What you are asked to do:
An exact reproduction of the listing, minus the pictures, is the required output.

(Material shown begins)

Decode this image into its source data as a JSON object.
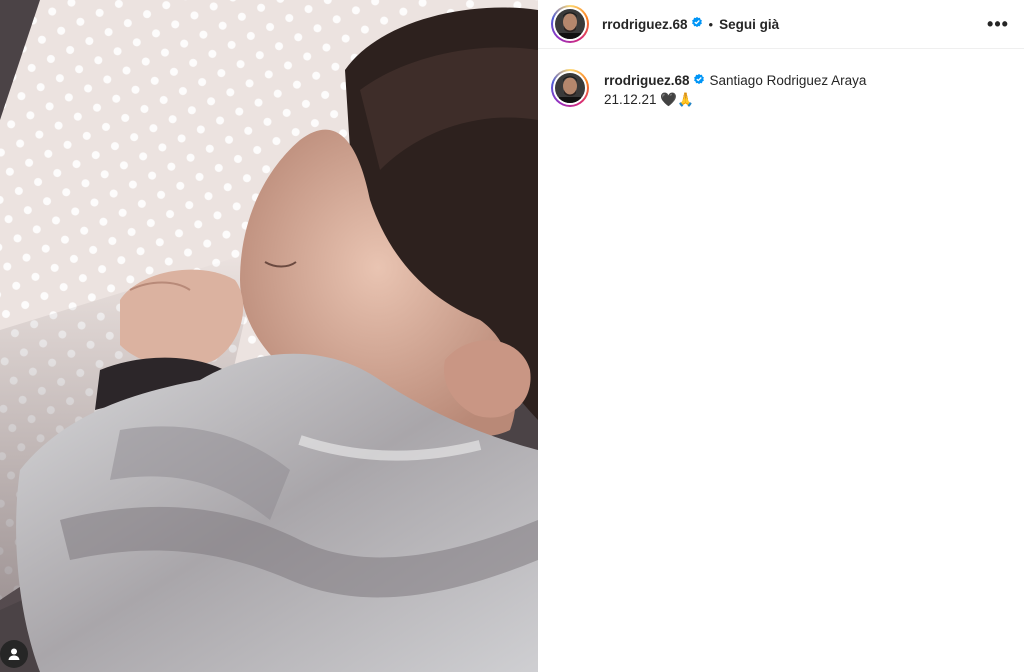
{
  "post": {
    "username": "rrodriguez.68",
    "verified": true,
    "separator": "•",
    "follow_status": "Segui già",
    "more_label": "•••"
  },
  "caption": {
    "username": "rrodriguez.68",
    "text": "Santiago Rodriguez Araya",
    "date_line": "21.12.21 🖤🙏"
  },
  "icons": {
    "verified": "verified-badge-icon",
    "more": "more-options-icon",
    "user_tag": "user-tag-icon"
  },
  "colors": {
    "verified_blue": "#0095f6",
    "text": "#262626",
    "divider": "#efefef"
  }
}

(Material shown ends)

Result:
Decode this image into its source data as a JSON object.
{
  "post": {
    "username": "rrodriguez.68",
    "verified": true,
    "separator": "•",
    "follow_status": "Segui già",
    "more_label": "•••"
  },
  "caption": {
    "username": "rrodriguez.68",
    "text": "Santiago Rodriguez Araya",
    "date_line": "21.12.21 🖤🙏"
  },
  "icons": {
    "verified": "verified-badge-icon",
    "more": "more-options-icon",
    "user_tag": "user-tag-icon"
  },
  "colors": {
    "verified_blue": "#0095f6",
    "text": "#262626",
    "divider": "#efefef"
  }
}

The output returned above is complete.